(Source data)
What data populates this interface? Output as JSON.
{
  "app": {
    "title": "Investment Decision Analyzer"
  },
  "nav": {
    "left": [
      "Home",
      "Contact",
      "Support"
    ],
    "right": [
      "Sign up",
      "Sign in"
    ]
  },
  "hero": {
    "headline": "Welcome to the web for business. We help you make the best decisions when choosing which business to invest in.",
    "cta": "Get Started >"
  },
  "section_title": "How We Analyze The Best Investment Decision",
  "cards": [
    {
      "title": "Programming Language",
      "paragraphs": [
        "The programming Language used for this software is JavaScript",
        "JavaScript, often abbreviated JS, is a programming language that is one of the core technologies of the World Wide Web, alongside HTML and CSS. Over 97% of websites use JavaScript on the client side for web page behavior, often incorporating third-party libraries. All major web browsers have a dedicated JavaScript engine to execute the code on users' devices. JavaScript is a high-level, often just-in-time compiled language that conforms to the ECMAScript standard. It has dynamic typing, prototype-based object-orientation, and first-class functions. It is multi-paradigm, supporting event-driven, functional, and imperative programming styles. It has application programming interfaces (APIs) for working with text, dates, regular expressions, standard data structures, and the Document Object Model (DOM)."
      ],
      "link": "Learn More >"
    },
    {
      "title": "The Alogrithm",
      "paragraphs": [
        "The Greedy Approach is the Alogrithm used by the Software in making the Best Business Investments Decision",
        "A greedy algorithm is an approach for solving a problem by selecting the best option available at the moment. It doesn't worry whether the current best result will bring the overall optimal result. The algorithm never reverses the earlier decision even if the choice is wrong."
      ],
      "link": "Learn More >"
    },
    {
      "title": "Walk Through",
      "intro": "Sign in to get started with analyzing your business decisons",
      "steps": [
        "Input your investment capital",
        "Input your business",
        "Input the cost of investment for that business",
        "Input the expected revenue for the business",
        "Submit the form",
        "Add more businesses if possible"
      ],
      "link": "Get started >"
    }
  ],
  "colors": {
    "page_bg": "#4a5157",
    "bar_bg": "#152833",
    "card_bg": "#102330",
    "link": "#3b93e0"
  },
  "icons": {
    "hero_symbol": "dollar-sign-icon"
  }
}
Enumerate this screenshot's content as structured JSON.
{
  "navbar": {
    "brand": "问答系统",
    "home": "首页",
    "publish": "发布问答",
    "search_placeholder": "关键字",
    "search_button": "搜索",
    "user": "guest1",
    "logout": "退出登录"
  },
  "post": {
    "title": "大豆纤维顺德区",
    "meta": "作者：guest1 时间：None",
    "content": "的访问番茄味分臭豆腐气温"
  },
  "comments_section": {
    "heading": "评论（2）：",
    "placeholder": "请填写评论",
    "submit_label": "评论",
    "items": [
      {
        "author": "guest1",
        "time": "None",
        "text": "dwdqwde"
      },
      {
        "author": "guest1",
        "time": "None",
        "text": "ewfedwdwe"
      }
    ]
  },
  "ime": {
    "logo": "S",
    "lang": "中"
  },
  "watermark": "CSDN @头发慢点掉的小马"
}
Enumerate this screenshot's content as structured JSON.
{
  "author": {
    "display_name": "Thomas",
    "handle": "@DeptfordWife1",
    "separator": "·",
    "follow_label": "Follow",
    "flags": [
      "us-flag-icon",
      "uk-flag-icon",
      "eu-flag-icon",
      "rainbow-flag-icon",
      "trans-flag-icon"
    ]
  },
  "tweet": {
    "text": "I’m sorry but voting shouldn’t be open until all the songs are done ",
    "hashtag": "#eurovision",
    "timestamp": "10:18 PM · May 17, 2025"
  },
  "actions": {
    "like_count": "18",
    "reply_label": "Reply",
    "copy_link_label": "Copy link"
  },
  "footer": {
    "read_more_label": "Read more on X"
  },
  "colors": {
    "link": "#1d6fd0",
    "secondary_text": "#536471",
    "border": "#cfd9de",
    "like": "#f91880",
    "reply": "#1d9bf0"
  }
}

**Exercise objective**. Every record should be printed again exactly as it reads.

**Answer section**.
What data populates this interface? Output as JSON.
{
  "app": {
    "title": "Investment Decision Analyzer"
  },
  "nav": {
    "left": [
      "Home",
      "Contact",
      "Support"
    ],
    "right": [
      "Sign up",
      "Sign in"
    ]
  },
  "hero": {
    "headline": "Welcome to the web for business. We help you make the best decisions when choosing which business to invest in.",
    "cta": "Get Started >"
  },
  "section_title": "How We Analyze The Best Investment Decision",
  "cards": [
    {
      "title": "Programming Language",
      "paragraphs": [
        "The programming Language used for this software is JavaScript",
        "JavaScript, often abbreviated JS, is a programming language that is one of the core technologies of the World Wide Web, alongside HTML and CSS. Over 97% of websites use JavaScript on the client side for web page behavior, often incorporating third-party libraries. All major web browsers have a dedicated JavaScript engine to execute the code on users' devices. JavaScript is a high-level, often just-in-time compiled language that conforms to the ECMAScript standard. It has dynamic typing, prototype-based object-orientation, and first-class functions. It is multi-paradigm, supporting event-driven, functional, and imperative programming styles. It has application programming interfaces (APIs) for working with text, dates, regular expressions, standard data structures, and the Document Object Model (DOM)."
      ],
      "link": "Learn More >"
    },
    {
      "title": "The Alogrithm",
      "paragraphs": [
        "The Greedy Approach is the Alogrithm used by the Software in making the Best Business Investments Decision",
        "A greedy algorithm is an approach for solving a problem by selecting the best option available at the moment. It doesn't worry whether the current best result will bring the overall optimal result. The algorithm never reverses the earlier decision even if the choice is wrong."
      ],
      "link": "Learn More >"
    },
    {
      "title": "Walk Through",
      "intro": "Sign in to get started with analyzing your business decisons",
      "steps": [
        "Input your investment capital",
        "Input your business",
        "Input the cost of investment for that business",
        "Input the expected revenue for the business",
        "Submit the form",
        "Add more businesses if possible"
      ],
      "link": "Get started >"
    }
  ],
  "colors": {
    "page_bg": "#4a5157",
    "bar_bg": "#152833",
    "card_bg": "#102330",
    "link": "#3b93e0"
  },
  "icons": {
    "hero_symbol": "dollar-sign-icon"
  }
}
Enumerate this screenshot's content as structured JSON.
{
  "navbar": {
    "brand": "问答系统",
    "home": "首页",
    "publish": "发布问答",
    "search_placeholder": "关键字",
    "search_button": "搜索",
    "user": "guest1",
    "logout": "退出登录"
  },
  "post": {
    "title": "大豆纤维顺德区",
    "meta": "作者：guest1 时间：None",
    "content": "的访问番茄味分臭豆腐气温"
  },
  "comments_section": {
    "heading": "评论（2）：",
    "placeholder": "请填写评论",
    "submit_label": "评论",
    "items": [
      {
        "author": "guest1",
        "time": "None",
        "text": "dwdqwde"
      },
      {
        "author": "guest1",
        "time": "None",
        "text": "ewfedwdwe"
      }
    ]
  },
  "ime": {
    "logo": "S",
    "lang": "中"
  },
  "watermark": "CSDN @头发慢点掉的小马"
}
Enumerate this screenshot's content as structured JSON.
{
  "author": {
    "display_name": "Thomas",
    "handle": "@DeptfordWife1",
    "separator": "·",
    "follow_label": "Follow",
    "flags": [
      "us-flag-icon",
      "uk-flag-icon",
      "eu-flag-icon",
      "rainbow-flag-icon",
      "trans-flag-icon"
    ]
  },
  "tweet": {
    "text": "I’m sorry but voting shouldn’t be open until all the songs are done ",
    "hashtag": "#eurovision",
    "timestamp": "10:18 PM · May 17, 2025"
  },
  "actions": {
    "like_count": "18",
    "reply_label": "Reply",
    "copy_link_label": "Copy link"
  },
  "footer": {
    "read_more_label": "Read more on X"
  },
  "colors": {
    "link": "#1d6fd0",
    "secondary_text": "#536471",
    "border": "#cfd9de",
    "like": "#f91880",
    "reply": "#1d9bf0"
  }
}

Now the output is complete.